▼

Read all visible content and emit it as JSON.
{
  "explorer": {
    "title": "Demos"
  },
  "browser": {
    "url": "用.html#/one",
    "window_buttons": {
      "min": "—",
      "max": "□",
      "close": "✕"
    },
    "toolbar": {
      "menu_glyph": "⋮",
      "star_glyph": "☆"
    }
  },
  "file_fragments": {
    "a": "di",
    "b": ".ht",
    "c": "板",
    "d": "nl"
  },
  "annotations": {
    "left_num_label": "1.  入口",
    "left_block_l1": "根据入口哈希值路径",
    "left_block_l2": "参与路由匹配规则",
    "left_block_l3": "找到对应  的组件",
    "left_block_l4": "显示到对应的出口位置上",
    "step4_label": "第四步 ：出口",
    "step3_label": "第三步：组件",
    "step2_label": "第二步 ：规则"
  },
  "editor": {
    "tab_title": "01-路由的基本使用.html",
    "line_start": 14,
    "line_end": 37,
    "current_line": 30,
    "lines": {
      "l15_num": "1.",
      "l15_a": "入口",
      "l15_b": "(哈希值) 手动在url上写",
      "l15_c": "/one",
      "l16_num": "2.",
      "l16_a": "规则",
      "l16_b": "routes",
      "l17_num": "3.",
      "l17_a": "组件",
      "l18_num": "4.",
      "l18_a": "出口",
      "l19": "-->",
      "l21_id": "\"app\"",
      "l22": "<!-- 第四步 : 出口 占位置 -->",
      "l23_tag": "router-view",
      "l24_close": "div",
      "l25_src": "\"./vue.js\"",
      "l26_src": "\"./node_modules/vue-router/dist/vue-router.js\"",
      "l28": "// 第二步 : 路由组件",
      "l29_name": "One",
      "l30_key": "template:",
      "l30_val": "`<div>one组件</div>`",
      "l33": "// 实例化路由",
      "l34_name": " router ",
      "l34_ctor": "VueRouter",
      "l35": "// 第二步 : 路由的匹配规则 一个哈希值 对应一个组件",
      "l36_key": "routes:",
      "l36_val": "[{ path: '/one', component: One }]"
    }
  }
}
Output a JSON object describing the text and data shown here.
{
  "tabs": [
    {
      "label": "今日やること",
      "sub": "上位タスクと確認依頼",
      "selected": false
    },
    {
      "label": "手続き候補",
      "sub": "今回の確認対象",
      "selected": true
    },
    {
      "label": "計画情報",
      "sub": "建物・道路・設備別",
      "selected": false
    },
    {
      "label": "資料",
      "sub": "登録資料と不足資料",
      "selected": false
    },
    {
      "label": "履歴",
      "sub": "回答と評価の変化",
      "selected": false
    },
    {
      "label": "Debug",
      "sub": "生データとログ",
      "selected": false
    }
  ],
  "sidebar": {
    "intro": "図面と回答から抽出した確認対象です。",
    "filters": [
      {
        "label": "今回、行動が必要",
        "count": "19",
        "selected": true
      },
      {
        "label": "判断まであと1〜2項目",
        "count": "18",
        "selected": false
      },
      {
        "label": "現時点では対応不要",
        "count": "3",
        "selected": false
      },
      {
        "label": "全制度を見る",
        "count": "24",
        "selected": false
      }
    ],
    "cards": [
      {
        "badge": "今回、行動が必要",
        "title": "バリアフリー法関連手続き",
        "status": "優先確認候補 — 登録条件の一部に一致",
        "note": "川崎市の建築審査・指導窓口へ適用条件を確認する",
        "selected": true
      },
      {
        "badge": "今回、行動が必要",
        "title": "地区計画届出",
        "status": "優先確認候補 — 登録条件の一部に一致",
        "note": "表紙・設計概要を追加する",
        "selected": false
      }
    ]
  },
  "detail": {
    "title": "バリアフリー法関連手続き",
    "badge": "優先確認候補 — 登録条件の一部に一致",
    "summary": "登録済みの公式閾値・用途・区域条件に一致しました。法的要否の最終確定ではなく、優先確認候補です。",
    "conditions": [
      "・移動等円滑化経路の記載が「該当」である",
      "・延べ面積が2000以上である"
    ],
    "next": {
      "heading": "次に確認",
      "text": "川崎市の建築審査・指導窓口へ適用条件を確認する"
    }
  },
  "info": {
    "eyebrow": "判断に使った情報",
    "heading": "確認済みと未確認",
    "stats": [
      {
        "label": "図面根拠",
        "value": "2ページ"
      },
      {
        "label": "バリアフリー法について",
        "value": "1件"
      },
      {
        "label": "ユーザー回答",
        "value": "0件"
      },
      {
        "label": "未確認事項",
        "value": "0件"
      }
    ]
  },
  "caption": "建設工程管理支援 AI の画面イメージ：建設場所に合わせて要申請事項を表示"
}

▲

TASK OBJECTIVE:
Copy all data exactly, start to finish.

SOLUTION FOR THIS TASK:
Read all visible content and emit it as JSON.
{
  "explorer": {
    "title": "Demos"
  },
  "browser": {
    "url": "用.html#/one",
    "window_buttons": {
      "min": "—",
      "max": "□",
      "close": "✕"
    },
    "toolbar": {
      "menu_glyph": "⋮",
      "star_glyph": "☆"
    }
  },
  "file_fragments": {
    "a": "di",
    "b": ".ht",
    "c": "板",
    "d": "nl"
  },
  "annotations": {
    "left_num_label": "1.  入口",
    "left_block_l1": "根据入口哈希值路径",
    "left_block_l2": "参与路由匹配规则",
    "left_block_l3": "找到对应  的组件",
    "left_block_l4": "显示到对应的出口位置上",
    "step4_label": "第四步 ：出口",
    "step3_label": "第三步：组件",
    "step2_label": "第二步 ：规则"
  },
  "editor": {
    "tab_title": "01-路由的基本使用.html",
    "line_start": 14,
    "line_end": 37,
    "current_line": 30,
    "lines": {
      "l15_num": "1.",
      "l15_a": "入口",
      "l15_b": "(哈希值) 手动在url上写",
      "l15_c": "/one",
      "l16_num": "2.",
      "l16_a": "规则",
      "l16_b": "routes",
      "l17_num": "3.",
      "l17_a": "组件",
      "l18_num": "4.",
      "l18_a": "出口",
      "l19": "-->",
      "l21_id": "\"app\"",
      "l22": "<!-- 第四步 : 出口 占位置 -->",
      "l23_tag": "router-view",
      "l24_close": "div",
      "l25_src": "\"./vue.js\"",
      "l26_src": "\"./node_modules/vue-router/dist/vue-router.js\"",
      "l28": "// 第二步 : 路由组件",
      "l29_name": "One",
      "l30_key": "template:",
      "l30_val": "`<div>one组件</div>`",
      "l33": "// 实例化路由",
      "l34_name": " router ",
      "l34_ctor": "VueRouter",
      "l35": "// 第二步 : 路由的匹配规则 一个哈希值 对应一个组件",
      "l36_key": "routes:",
      "l36_val": "[{ path: '/one', component: One }]"
    }
  }
}
Output a JSON object describing the text and data shown here.
{
  "tabs": [
    {
      "label": "今日やること",
      "sub": "上位タスクと確認依頼",
      "selected": false
    },
    {
      "label": "手続き候補",
      "sub": "今回の確認対象",
      "selected": true
    },
    {
      "label": "計画情報",
      "sub": "建物・道路・設備別",
      "selected": false
    },
    {
      "label": "資料",
      "sub": "登録資料と不足資料",
      "selected": false
    },
    {
      "label": "履歴",
      "sub": "回答と評価の変化",
      "selected": false
    },
    {
      "label": "Debug",
      "sub": "生データとログ",
      "selected": false
    }
  ],
  "sidebar": {
    "intro": "図面と回答から抽出した確認対象です。",
    "filters": [
      {
        "label": "今回、行動が必要",
        "count": "19",
        "selected": true
      },
      {
        "label": "判断まであと1〜2項目",
        "count": "18",
        "selected": false
      },
      {
        "label": "現時点では対応不要",
        "count": "3",
        "selected": false
      },
      {
        "label": "全制度を見る",
        "count": "24",
        "selected": false
      }
    ],
    "cards": [
      {
        "badge": "今回、行動が必要",
        "title": "バリアフリー法関連手続き",
        "status": "優先確認候補 — 登録条件の一部に一致",
        "note": "川崎市の建築審査・指導窓口へ適用条件を確認する",
        "selected": true
      },
      {
        "badge": "今回、行動が必要",
        "title": "地区計画届出",
        "status": "優先確認候補 — 登録条件の一部に一致",
        "note": "表紙・設計概要を追加する",
        "selected": false
      }
    ]
  },
  "detail": {
    "title": "バリアフリー法関連手続き",
    "badge": "優先確認候補 — 登録条件の一部に一致",
    "summary": "登録済みの公式閾値・用途・区域条件に一致しました。法的要否の最終確定ではなく、優先確認候補です。",
    "conditions": [
      "・移動等円滑化経路の記載が「該当」である",
      "・延べ面積が2000以上である"
    ],
    "next": {
      "heading": "次に確認",
      "text": "川崎市の建築審査・指導窓口へ適用条件を確認する"
    }
  },
  "info": {
    "eyebrow": "判断に使った情報",
    "heading": "確認済みと未確認",
    "stats": [
      {
        "label": "図面根拠",
        "value": "2ページ"
      },
      {
        "label": "バリアフリー法について",
        "value": "1件"
      },
      {
        "label": "ユーザー回答",
        "value": "0件"
      },
      {
        "label": "未確認事項",
        "value": "0件"
      }
    ]
  },
  "caption": "建設工程管理支援 AI の画面イメージ：建設場所に合わせて要申請事項を表示"
}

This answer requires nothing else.